Triclosan – a chemical used for its antibacterial properties, is an ingredient in many detergents, dish-washing liquids, soaps, deodorants, cosmetics, lotions, anti-microbial creams, various toothpastes. However, the safety of triclosan has been questioned in regard to environmental and human health. While the companies that manufacture products containing this chemical claim that it is safe, the United States Environmental Protection Agency (EPA) has registered it as a pesticide. The chemical formulation and molecular structure of this compound are similar to some of the most toxic chemicals on earth, relating it to dioxins and PCBs. The EPA gives triclosan high scores both as a human health risk and as an environmental risk.
All you need is a few types of vegetable oils, (or animal fats if you choose), water, and lye (caustic soda). Before anyone comments, yes I realise that it takes petroleum to harvest the plants that produce the oils, and if not sourced locally they have high food miles, however, you can source most from local producers if needs be, and we have a readily available source of olive oil in our region. The lye can also be produced from wood ash. Please, if using palm oil, purchase it from sustainable sources, and not the stuff they are burning down rainforests to plant.
If you want to see how it is made, I produced a YouTube video some time back which is embedded below.
It is an easy process, that only takes about 30 minutes.
Here is some soap that Kim and I made on Sunday from olive, sunflower, rice bran, and organic coconut oils. My recipe can be found at this post: Our Soap Recipe.
Here are the wooden moulds that we use.
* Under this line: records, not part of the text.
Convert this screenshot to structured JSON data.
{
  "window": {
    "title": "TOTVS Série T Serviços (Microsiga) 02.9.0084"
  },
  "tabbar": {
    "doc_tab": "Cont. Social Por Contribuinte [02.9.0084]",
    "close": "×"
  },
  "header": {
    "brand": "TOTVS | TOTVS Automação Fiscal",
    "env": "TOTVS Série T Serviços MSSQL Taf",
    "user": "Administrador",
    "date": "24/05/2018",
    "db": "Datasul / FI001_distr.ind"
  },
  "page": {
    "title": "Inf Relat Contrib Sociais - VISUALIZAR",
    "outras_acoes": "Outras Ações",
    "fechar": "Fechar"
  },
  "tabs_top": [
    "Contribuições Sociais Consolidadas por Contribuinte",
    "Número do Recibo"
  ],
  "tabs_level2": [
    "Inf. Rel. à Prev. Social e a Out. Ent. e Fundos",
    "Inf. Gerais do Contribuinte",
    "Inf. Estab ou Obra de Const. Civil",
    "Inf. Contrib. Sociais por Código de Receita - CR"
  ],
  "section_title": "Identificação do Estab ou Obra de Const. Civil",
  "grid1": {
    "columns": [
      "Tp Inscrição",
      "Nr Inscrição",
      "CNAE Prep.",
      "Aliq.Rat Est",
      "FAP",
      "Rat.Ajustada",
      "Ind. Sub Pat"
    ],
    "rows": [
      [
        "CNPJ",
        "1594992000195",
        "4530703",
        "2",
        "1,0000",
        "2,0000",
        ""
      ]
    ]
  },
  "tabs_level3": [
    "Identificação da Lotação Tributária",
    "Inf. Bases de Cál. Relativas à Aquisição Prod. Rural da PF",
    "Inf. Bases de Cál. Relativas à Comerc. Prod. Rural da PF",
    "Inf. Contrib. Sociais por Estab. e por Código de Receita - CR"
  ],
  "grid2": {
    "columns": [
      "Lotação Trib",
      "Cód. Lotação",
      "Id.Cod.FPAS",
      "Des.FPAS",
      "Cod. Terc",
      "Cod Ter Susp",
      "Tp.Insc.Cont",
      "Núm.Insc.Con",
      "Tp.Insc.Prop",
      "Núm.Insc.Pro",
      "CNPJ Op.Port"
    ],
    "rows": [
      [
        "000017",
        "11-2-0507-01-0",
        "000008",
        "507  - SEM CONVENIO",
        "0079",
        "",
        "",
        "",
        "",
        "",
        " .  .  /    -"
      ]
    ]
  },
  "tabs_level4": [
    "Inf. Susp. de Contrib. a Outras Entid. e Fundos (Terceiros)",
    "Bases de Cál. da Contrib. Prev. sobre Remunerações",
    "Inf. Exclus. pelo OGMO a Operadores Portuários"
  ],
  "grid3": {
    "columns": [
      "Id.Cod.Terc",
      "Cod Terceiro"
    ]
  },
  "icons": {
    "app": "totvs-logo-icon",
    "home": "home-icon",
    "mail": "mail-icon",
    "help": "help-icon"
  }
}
Kim lines them with cling wrap so that the liquid doesn’t leak out when poured into the mould.
The soap can be defrocked on about day two or three depending on if it has gone hard enough to keep its shape.
Once the cling wrap is removed, the soap can be cut into bars. Please note that the soap is still quite alkaline at this stage, so wear protective gloves as a precaution.
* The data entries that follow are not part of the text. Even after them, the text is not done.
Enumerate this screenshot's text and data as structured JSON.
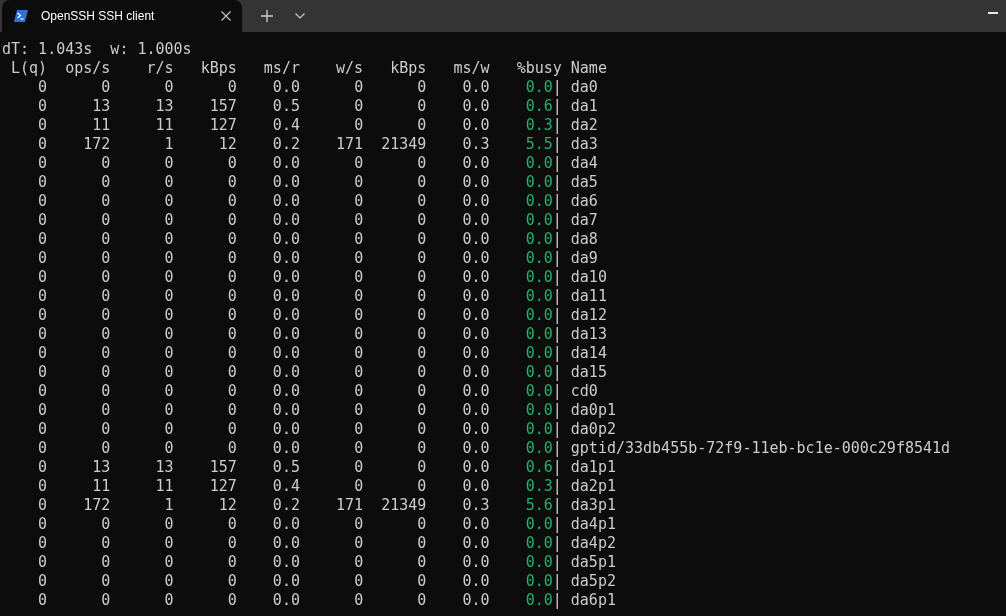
{
  "window": {
    "tabs": [
      {
        "title": "OpenSSH SSH client",
        "selected": true
      }
    ]
  },
  "terminal": {
    "status": [
      "dT: 1.043s",
      "w: 1.000s"
    ],
    "columns": [
      "L(q)",
      "ops/s",
      "r/s",
      "kBps",
      "ms/r",
      "w/s",
      "kBps",
      "ms/w",
      "%busy",
      "Name"
    ],
    "rows": [
      {
        "values": [
          "0",
          "0",
          "0",
          "0",
          "0.0",
          "0",
          "0",
          "0.0"
        ],
        "busy": "0.0",
        "bar": "|",
        "name": "da0"
      },
      {
        "values": [
          "0",
          "13",
          "13",
          "157",
          "0.5",
          "0",
          "0",
          "0.0"
        ],
        "busy": "0.6",
        "bar": "|",
        "name": "da1"
      },
      {
        "values": [
          "0",
          "11",
          "11",
          "127",
          "0.4",
          "0",
          "0",
          "0.0"
        ],
        "busy": "0.3",
        "bar": "|",
        "name": "da2"
      },
      {
        "values": [
          "0",
          "172",
          "1",
          "12",
          "0.2",
          "171",
          "21349",
          "0.3"
        ],
        "busy": "5.5",
        "bar": "|",
        "name": "da3"
      },
      {
        "values": [
          "0",
          "0",
          "0",
          "0",
          "0.0",
          "0",
          "0",
          "0.0"
        ],
        "busy": "0.0",
        "bar": "|",
        "name": "da4"
      },
      {
        "values": [
          "0",
          "0",
          "0",
          "0",
          "0.0",
          "0",
          "0",
          "0.0"
        ],
        "busy": "0.0",
        "bar": "|",
        "name": "da5"
      },
      {
        "values": [
          "0",
          "0",
          "0",
          "0",
          "0.0",
          "0",
          "0",
          "0.0"
        ],
        "busy": "0.0",
        "bar": "|",
        "name": "da6"
      },
      {
        "values": [
          "0",
          "0",
          "0",
          "0",
          "0.0",
          "0",
          "0",
          "0.0"
        ],
        "busy": "0.0",
        "bar": "|",
        "name": "da7"
      },
      {
        "values": [
          "0",
          "0",
          "0",
          "0",
          "0.0",
          "0",
          "0",
          "0.0"
        ],
        "busy": "0.0",
        "bar": "|",
        "name": "da8"
      },
      {
        "values": [
          "0",
          "0",
          "0",
          "0",
          "0.0",
          "0",
          "0",
          "0.0"
        ],
        "busy": "0.0",
        "bar": "|",
        "name": "da9"
      },
      {
        "values": [
          "0",
          "0",
          "0",
          "0",
          "0.0",
          "0",
          "0",
          "0.0"
        ],
        "busy": "0.0",
        "bar": "|",
        "name": "da10"
      },
      {
        "values": [
          "0",
          "0",
          "0",
          "0",
          "0.0",
          "0",
          "0",
          "0.0"
        ],
        "busy": "0.0",
        "bar": "|",
        "name": "da11"
      },
      {
        "values": [
          "0",
          "0",
          "0",
          "0",
          "0.0",
          "0",
          "0",
          "0.0"
        ],
        "busy": "0.0",
        "bar": "|",
        "name": "da12"
      },
      {
        "values": [
          "0",
          "0",
          "0",
          "0",
          "0.0",
          "0",
          "0",
          "0.0"
        ],
        "busy": "0.0",
        "bar": "|",
        "name": "da13"
      },
      {
        "values": [
          "0",
          "0",
          "0",
          "0",
          "0.0",
          "0",
          "0",
          "0.0"
        ],
        "busy": "0.0",
        "bar": "|",
        "name": "da14"
      },
      {
        "values": [
          "0",
          "0",
          "0",
          "0",
          "0.0",
          "0",
          "0",
          "0.0"
        ],
        "busy": "0.0",
        "bar": "|",
        "name": "da15"
      },
      {
        "values": [
          "0",
          "0",
          "0",
          "0",
          "0.0",
          "0",
          "0",
          "0.0"
        ],
        "busy": "0.0",
        "bar": "|",
        "name": "cd0"
      },
      {
        "values": [
          "0",
          "0",
          "0",
          "0",
          "0.0",
          "0",
          "0",
          "0.0"
        ],
        "busy": "0.0",
        "bar": "|",
        "name": "da0p1"
      },
      {
        "values": [
          "0",
          "0",
          "0",
          "0",
          "0.0",
          "0",
          "0",
          "0.0"
        ],
        "busy": "0.0",
        "bar": "|",
        "name": "da0p2"
      },
      {
        "values": [
          "0",
          "0",
          "0",
          "0",
          "0.0",
          "0",
          "0",
          "0.0"
        ],
        "busy": "0.0",
        "bar": "|",
        "name": "gptid/33db455b-72f9-11eb-bc1e-000c29f8541d"
      },
      {
        "values": [
          "0",
          "13",
          "13",
          "157",
          "0.5",
          "0",
          "0",
          "0.0"
        ],
        "busy": "0.6",
        "bar": "|",
        "name": "da1p1"
      },
      {
        "values": [
          "0",
          "11",
          "11",
          "127",
          "0.4",
          "0",
          "0",
          "0.0"
        ],
        "busy": "0.3",
        "bar": "|",
        "name": "da2p1"
      },
      {
        "values": [
          "0",
          "172",
          "1",
          "12",
          "0.2",
          "171",
          "21349",
          "0.3"
        ],
        "busy": "5.6",
        "bar": "|",
        "name": "da3p1"
      },
      {
        "values": [
          "0",
          "0",
          "0",
          "0",
          "0.0",
          "0",
          "0",
          "0.0"
        ],
        "busy": "0.0",
        "bar": "|",
        "name": "da4p1"
      },
      {
        "values": [
          "0",
          "0",
          "0",
          "0",
          "0.0",
          "0",
          "0",
          "0.0"
        ],
        "busy": "0.0",
        "bar": "|",
        "name": "da4p2"
      },
      {
        "values": [
          "0",
          "0",
          "0",
          "0",
          "0.0",
          "0",
          "0",
          "0.0"
        ],
        "busy": "0.0",
        "bar": "|",
        "name": "da5p1"
      },
      {
        "values": [
          "0",
          "0",
          "0",
          "0",
          "0.0",
          "0",
          "0",
          "0.0"
        ],
        "busy": "0.0",
        "bar": "|",
        "name": "da5p2"
      },
      {
        "values": [
          "0",
          "0",
          "0",
          "0",
          "0.0",
          "0",
          "0",
          "0.0"
        ],
        "busy": "0.0",
        "bar": "|",
        "name": "da6p1"
      }
    ]
  }
}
This one kilogram (2.2lbs) block is called Sandalwood and Musk. We only use essential oils as the fragrance in minute quantities.
The soap is still quite soft, so it is easy to cut into bars.
Here is the finished product for this block. 10 bars in total.
This block was made by splitting the liquid into two batches and adding two separate colours, then combining the batch in the mould. You actually get three colours if you only lightly mix the primary colour through the liquid soap before it sets.
This is the finished product for Berry. The two-kilogram block was cut into 24 bars.
The third block was Ocean fragrance, and again we divided the batch in two and only coloured one half. Once combined it looks like waves in the ocean.
Again, this made 24 bars of soap.
The next part of the process is curing the soap. For four weeks you need to turn each bar once daily. We have set up a trestle table in the front room and placed the bars on wire racks so they don’t stick to it. As the water evaporates and the lye further reacts with the oils, the bars harden and continue to do so over time. As with all soaps, don’t get it in your eyes, it stings!
The result is a nice, safe cleanser to wash yourself and your family with. Much better than that cocktail of chemicals they try and flog to us as soap!